Father Christopher Pennant has been sent to his very first parish, the sleepy little town of Barrow, Ontario. A town that has more sheep than people, it looks to be a great place to start out. But for some people, Barrow isn’t as idyllic as it seems. Elizabeth Denny is a young woman whose fiancé can’t choose between the sweet woman he is engaged to and the more worldly Jane. Elizabeth turns to Father Pennant for advice, but he is dealing with a crisis of faith when he witnesses three miracles of nature, including a mayor who walks on water.
Pastoral, by André Alexis, is a beautiful and simple novel that looks at the simplicity of rural life through a fresh lens. Based on Beethoven’s Sixth Symphony, the Pastoral, it is a definite stand out from the pack.
This is a wonderful book to read, a book of simplicity yet with so much underneath, just like the town itself.

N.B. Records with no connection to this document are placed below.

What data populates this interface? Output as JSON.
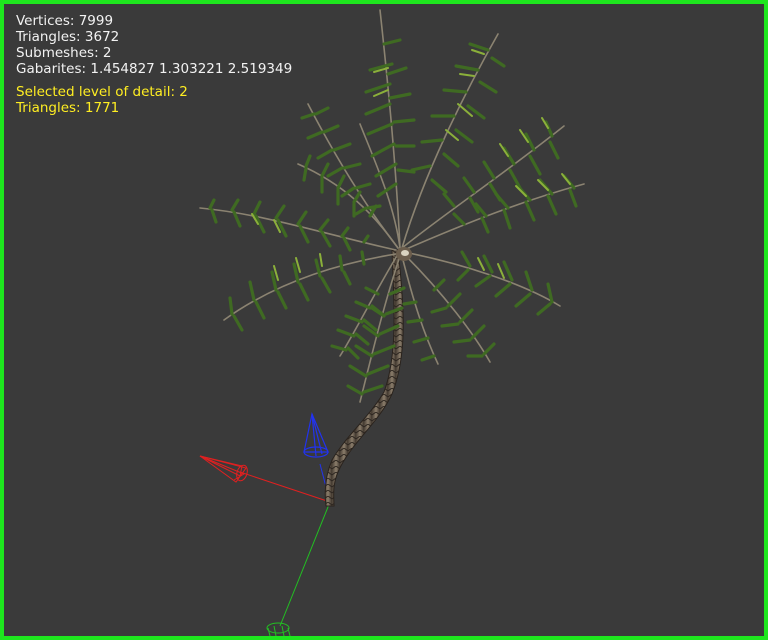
{
  "stats": {
    "vertices": "Vertices: 7999",
    "triangles": "Triangles: 3672",
    "submeshes": "Submeshes: 2",
    "gabarites": "Gabarites: 1.454827 1.303221 2.519349"
  },
  "lod": {
    "selected": "Selected level of detail: 2",
    "triangles": "Triangles: 1771"
  },
  "colors": {
    "frame": "#1ee61e",
    "background": "#3a3a3a",
    "stats_text": "#f2f2f2",
    "lod_text": "#ffee22",
    "axis_x": "#e02020",
    "axis_y": "#22c022",
    "axis_z": "#2233ee"
  },
  "icons": [
    "axis-gizmo-icon",
    "palm-tree-model"
  ]
}
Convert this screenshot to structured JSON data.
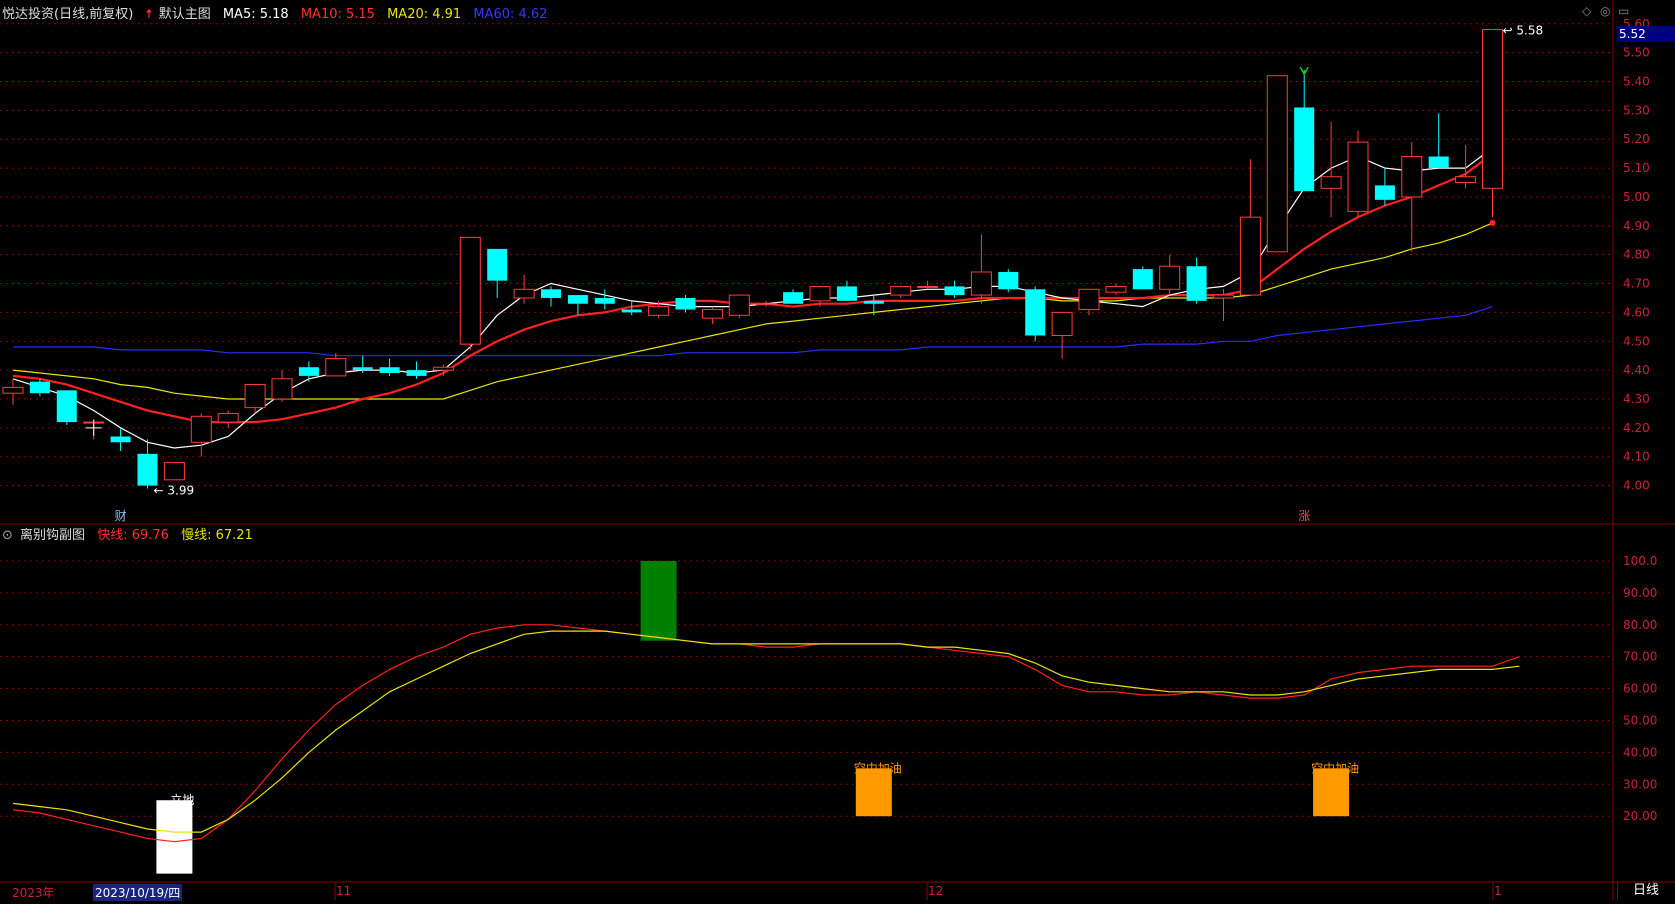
{
  "main_header": {
    "title": "悦达投资(日线,前复权)",
    "arrow_icon": "up-arrow-icon",
    "template": "默认主图",
    "ma5": "MA5: 5.18",
    "ma10": "MA10: 5.15",
    "ma20": "MA20: 4.91",
    "ma60": "MA60: 4.62",
    "colors": {
      "ma5": "#ffffff",
      "ma10": "#ff3030",
      "ma20": "#e6e600",
      "ma60": "#3030ff"
    }
  },
  "sub_header": {
    "title": "离别钩副图",
    "fast": "快线: 69.76",
    "slow": "慢线: 67.21"
  },
  "bottom_bar": {
    "year": "2023年",
    "cursor_date": "2023/10/19/四",
    "months": [
      "11",
      "12",
      "1"
    ],
    "period_button": "日线"
  },
  "price_tag": "5.52",
  "colors": {
    "up": "#ff3b3b",
    "down": "#00ffff",
    "grid": "#8b0000",
    "bg": "#000000"
  },
  "chart_data": [
    {
      "type": "candlestick",
      "title": "悦达投资(日线,前复权)",
      "ylim": [
        3.95,
        5.62
      ],
      "yticks": [
        "4.00",
        "4.10",
        "4.20",
        "4.30",
        "4.40",
        "4.50",
        "4.60",
        "4.70",
        "4.80",
        "4.90",
        "5.00",
        "5.10",
        "5.20",
        "5.30",
        "5.40",
        "5.50",
        "5.60"
      ],
      "candles": [
        {
          "o": 4.32,
          "h": 4.37,
          "l": 4.28,
          "c": 4.34
        },
        {
          "o": 4.36,
          "h": 4.37,
          "l": 4.31,
          "c": 4.32
        },
        {
          "o": 4.33,
          "h": 4.33,
          "l": 4.21,
          "c": 4.22
        },
        {
          "o": 4.22,
          "h": 4.23,
          "l": 4.16,
          "c": 4.22
        },
        {
          "o": 4.17,
          "h": 4.2,
          "l": 4.12,
          "c": 4.15
        },
        {
          "o": 4.11,
          "h": 4.16,
          "l": 3.99,
          "c": 4.0
        },
        {
          "o": 4.02,
          "h": 4.08,
          "l": 4.02,
          "c": 4.08
        },
        {
          "o": 4.15,
          "h": 4.25,
          "l": 4.1,
          "c": 4.24
        },
        {
          "o": 4.22,
          "h": 4.26,
          "l": 4.2,
          "c": 4.25
        },
        {
          "o": 4.27,
          "h": 4.35,
          "l": 4.25,
          "c": 4.35
        },
        {
          "o": 4.3,
          "h": 4.4,
          "l": 4.29,
          "c": 4.37
        },
        {
          "o": 4.41,
          "h": 4.43,
          "l": 4.36,
          "c": 4.38
        },
        {
          "o": 4.38,
          "h": 4.46,
          "l": 4.38,
          "c": 4.44
        },
        {
          "o": 4.41,
          "h": 4.45,
          "l": 4.39,
          "c": 4.4
        },
        {
          "o": 4.41,
          "h": 4.44,
          "l": 4.38,
          "c": 4.39
        },
        {
          "o": 4.4,
          "h": 4.43,
          "l": 4.37,
          "c": 4.38
        },
        {
          "o": 4.4,
          "h": 4.42,
          "l": 4.38,
          "c": 4.41
        },
        {
          "o": 4.49,
          "h": 4.86,
          "l": 4.47,
          "c": 4.86
        },
        {
          "o": 4.82,
          "h": 4.82,
          "l": 4.65,
          "c": 4.71
        },
        {
          "o": 4.65,
          "h": 4.73,
          "l": 4.63,
          "c": 4.68
        },
        {
          "o": 4.68,
          "h": 4.69,
          "l": 4.62,
          "c": 4.65
        },
        {
          "o": 4.66,
          "h": 4.66,
          "l": 4.59,
          "c": 4.63
        },
        {
          "o": 4.65,
          "h": 4.68,
          "l": 4.61,
          "c": 4.63
        },
        {
          "o": 4.61,
          "h": 4.64,
          "l": 4.59,
          "c": 4.6
        },
        {
          "o": 4.59,
          "h": 4.64,
          "l": 4.58,
          "c": 4.62
        },
        {
          "o": 4.65,
          "h": 4.66,
          "l": 4.6,
          "c": 4.61
        },
        {
          "o": 4.58,
          "h": 4.62,
          "l": 4.56,
          "c": 4.61
        },
        {
          "o": 4.59,
          "h": 4.66,
          "l": 4.58,
          "c": 4.66
        },
        {
          "o": 4.63,
          "h": 4.64,
          "l": 4.62,
          "c": 4.63
        },
        {
          "o": 4.67,
          "h": 4.68,
          "l": 4.63,
          "c": 4.63
        },
        {
          "o": 4.64,
          "h": 4.69,
          "l": 4.62,
          "c": 4.69
        },
        {
          "o": 4.69,
          "h": 4.71,
          "l": 4.64,
          "c": 4.64
        },
        {
          "o": 4.64,
          "h": 4.66,
          "l": 4.59,
          "c": 4.63
        },
        {
          "o": 4.66,
          "h": 4.69,
          "l": 4.65,
          "c": 4.69
        },
        {
          "o": 4.69,
          "h": 4.71,
          "l": 4.68,
          "c": 4.69
        },
        {
          "o": 4.69,
          "h": 4.71,
          "l": 4.65,
          "c": 4.66
        },
        {
          "o": 4.66,
          "h": 4.87,
          "l": 4.63,
          "c": 4.74
        },
        {
          "o": 4.74,
          "h": 4.75,
          "l": 4.67,
          "c": 4.68
        },
        {
          "o": 4.68,
          "h": 4.69,
          "l": 4.5,
          "c": 4.52
        },
        {
          "o": 4.52,
          "h": 4.6,
          "l": 4.44,
          "c": 4.6
        },
        {
          "o": 4.61,
          "h": 4.68,
          "l": 4.59,
          "c": 4.68
        },
        {
          "o": 4.67,
          "h": 4.7,
          "l": 4.66,
          "c": 4.69
        },
        {
          "o": 4.75,
          "h": 4.76,
          "l": 4.68,
          "c": 4.68
        },
        {
          "o": 4.68,
          "h": 4.8,
          "l": 4.66,
          "c": 4.76
        },
        {
          "o": 4.76,
          "h": 4.79,
          "l": 4.63,
          "c": 4.64
        },
        {
          "o": 4.65,
          "h": 4.68,
          "l": 4.57,
          "c": 4.66
        },
        {
          "o": 4.66,
          "h": 5.13,
          "l": 4.66,
          "c": 4.93
        },
        {
          "o": 4.81,
          "h": 5.42,
          "l": 4.81,
          "c": 5.42
        },
        {
          "o": 5.31,
          "h": 5.44,
          "l": 5.02,
          "c": 5.02
        },
        {
          "o": 5.03,
          "h": 5.26,
          "l": 4.93,
          "c": 5.07
        },
        {
          "o": 4.95,
          "h": 5.23,
          "l": 4.93,
          "c": 5.19
        },
        {
          "o": 5.04,
          "h": 5.1,
          "l": 4.97,
          "c": 4.99
        },
        {
          "o": 5.0,
          "h": 5.19,
          "l": 4.81,
          "c": 5.14
        },
        {
          "o": 5.14,
          "h": 5.29,
          "l": 5.1,
          "c": 5.1
        },
        {
          "o": 5.05,
          "h": 5.18,
          "l": 5.03,
          "c": 5.07
        },
        {
          "o": 5.03,
          "h": 5.58,
          "l": 4.93,
          "c": 5.58
        }
      ],
      "ma5": [
        4.37,
        4.34,
        4.31,
        4.26,
        4.2,
        4.15,
        4.13,
        4.14,
        4.17,
        4.25,
        4.32,
        4.37,
        4.39,
        4.4,
        4.4,
        4.39,
        4.4,
        4.48,
        4.59,
        4.66,
        4.7,
        4.68,
        4.66,
        4.64,
        4.63,
        4.62,
        4.62,
        4.62,
        4.63,
        4.64,
        4.65,
        4.65,
        4.66,
        4.67,
        4.68,
        4.68,
        4.69,
        4.69,
        4.67,
        4.65,
        4.64,
        4.63,
        4.62,
        4.66,
        4.68,
        4.69,
        4.74,
        4.89,
        5.03,
        5.1,
        5.14,
        5.1,
        5.09,
        5.1,
        5.1,
        5.17
      ],
      "ma10": [
        4.38,
        4.37,
        4.35,
        4.32,
        4.29,
        4.26,
        4.24,
        4.22,
        4.22,
        4.22,
        4.23,
        4.25,
        4.27,
        4.3,
        4.32,
        4.35,
        4.39,
        4.45,
        4.5,
        4.54,
        4.57,
        4.59,
        4.6,
        4.62,
        4.63,
        4.64,
        4.64,
        4.63,
        4.63,
        4.62,
        4.63,
        4.63,
        4.64,
        4.64,
        4.64,
        4.64,
        4.65,
        4.65,
        4.65,
        4.65,
        4.65,
        4.65,
        4.65,
        4.66,
        4.66,
        4.66,
        4.68,
        4.75,
        4.82,
        4.88,
        4.93,
        4.97,
        5.0,
        5.04,
        5.08,
        5.15
      ],
      "ma20": [
        4.4,
        4.39,
        4.38,
        4.37,
        4.35,
        4.34,
        4.32,
        4.31,
        4.3,
        4.3,
        4.3,
        4.3,
        4.3,
        4.3,
        4.3,
        4.3,
        4.3,
        4.33,
        4.36,
        4.38,
        4.4,
        4.42,
        4.44,
        4.46,
        4.48,
        4.5,
        4.52,
        4.54,
        4.56,
        4.57,
        4.58,
        4.59,
        4.6,
        4.61,
        4.62,
        4.63,
        4.64,
        4.65,
        4.65,
        4.64,
        4.64,
        4.64,
        4.65,
        4.65,
        4.65,
        4.65,
        4.66,
        4.69,
        4.72,
        4.75,
        4.77,
        4.79,
        4.82,
        4.84,
        4.87,
        4.91
      ],
      "ma60": [
        4.48,
        4.48,
        4.48,
        4.48,
        4.47,
        4.47,
        4.47,
        4.47,
        4.46,
        4.46,
        4.46,
        4.46,
        4.45,
        4.45,
        4.45,
        4.45,
        4.45,
        4.45,
        4.45,
        4.45,
        4.45,
        4.45,
        4.45,
        4.45,
        4.45,
        4.46,
        4.46,
        4.46,
        4.46,
        4.46,
        4.47,
        4.47,
        4.47,
        4.47,
        4.48,
        4.48,
        4.48,
        4.48,
        4.48,
        4.48,
        4.48,
        4.48,
        4.49,
        4.49,
        4.49,
        4.5,
        4.5,
        4.52,
        4.53,
        4.54,
        4.55,
        4.56,
        4.57,
        4.58,
        4.59,
        4.62
      ],
      "annotations": [
        {
          "type": "low",
          "index": 5,
          "price": 3.99,
          "text": "3.99"
        },
        {
          "type": "high",
          "index": 55,
          "price": 5.58,
          "text": "5.58"
        },
        {
          "type": "marker",
          "index": 4,
          "text": "财"
        },
        {
          "type": "marker",
          "index": 48,
          "text": "涨"
        }
      ]
    },
    {
      "type": "line",
      "title": "离别钩副图",
      "ylim": [
        0,
        105
      ],
      "yticks": [
        "20.00",
        "30.00",
        "40.00",
        "50.00",
        "60.00",
        "70.00",
        "80.00",
        "90.00",
        "100.0"
      ],
      "series": [
        {
          "name": "快线",
          "color": "#ff2020",
          "values": [
            22,
            21,
            19,
            17,
            15,
            13,
            12,
            13,
            19,
            28,
            38,
            47,
            55,
            61,
            66,
            70,
            73,
            77,
            79,
            80,
            80,
            79,
            78,
            77,
            76,
            75,
            74,
            74,
            73,
            73,
            74,
            74,
            74,
            74,
            73,
            72,
            71,
            70,
            66,
            61,
            59,
            59,
            58,
            58,
            59,
            58,
            57,
            57,
            58,
            63,
            65,
            66,
            67,
            67,
            67,
            67,
            70
          ]
        },
        {
          "name": "慢线",
          "color": "#e6e600",
          "values": [
            24,
            23,
            22,
            20,
            18,
            16,
            15,
            15,
            19,
            25,
            32,
            40,
            47,
            53,
            59,
            63,
            67,
            71,
            74,
            77,
            78,
            78,
            78,
            77,
            76,
            75,
            74,
            74,
            74,
            74,
            74,
            74,
            74,
            74,
            73,
            73,
            72,
            71,
            68,
            64,
            62,
            61,
            60,
            59,
            59,
            59,
            58,
            58,
            59,
            61,
            63,
            64,
            65,
            66,
            66,
            66,
            67
          ]
        }
      ],
      "bars": [
        {
          "label": "立地",
          "index": 6,
          "from": 2,
          "to": 25,
          "color": "#ffffff"
        },
        {
          "label": "",
          "index": 24,
          "from": 75,
          "to": 100,
          "color": "#008000"
        },
        {
          "label": "空中加油",
          "index": 32,
          "from": 20,
          "to": 35,
          "color": "#ff9900"
        },
        {
          "label": "空中加油",
          "index": 49,
          "from": 20,
          "to": 35,
          "color": "#ff9900"
        }
      ]
    }
  ]
}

Alexis said that he wrote this as an ode to Lambton Country in Ontario, where he lived after immigrating to Canada from Trinidad, and his affection shows. What absolutely drew me in about this book was the fact that you could not tell what time period you are in. Sure there are cars and telephones, but that could span numerous decades. Either way, if you’re reading this book in the city, you are magically transported to a much easier place.
This is a short book, 160 pages, but it is packed full of interesting characters. It is great to discover these people and what they are about along with Father Pennant, and the Father himself is a great character as he finds his beliefs and his faith tested.
Over the past two months I have read a lot of Canadian Literature and this is one of the books that shines bright in the crowd. It’s depiction of life in small-town Ontario is simple, to the point, lovely, and lyrical. This is Can Lit.
Pastoral was shortlisted for the 2014 Writers’ Trust Fiction Prize and is very deserving of this nod.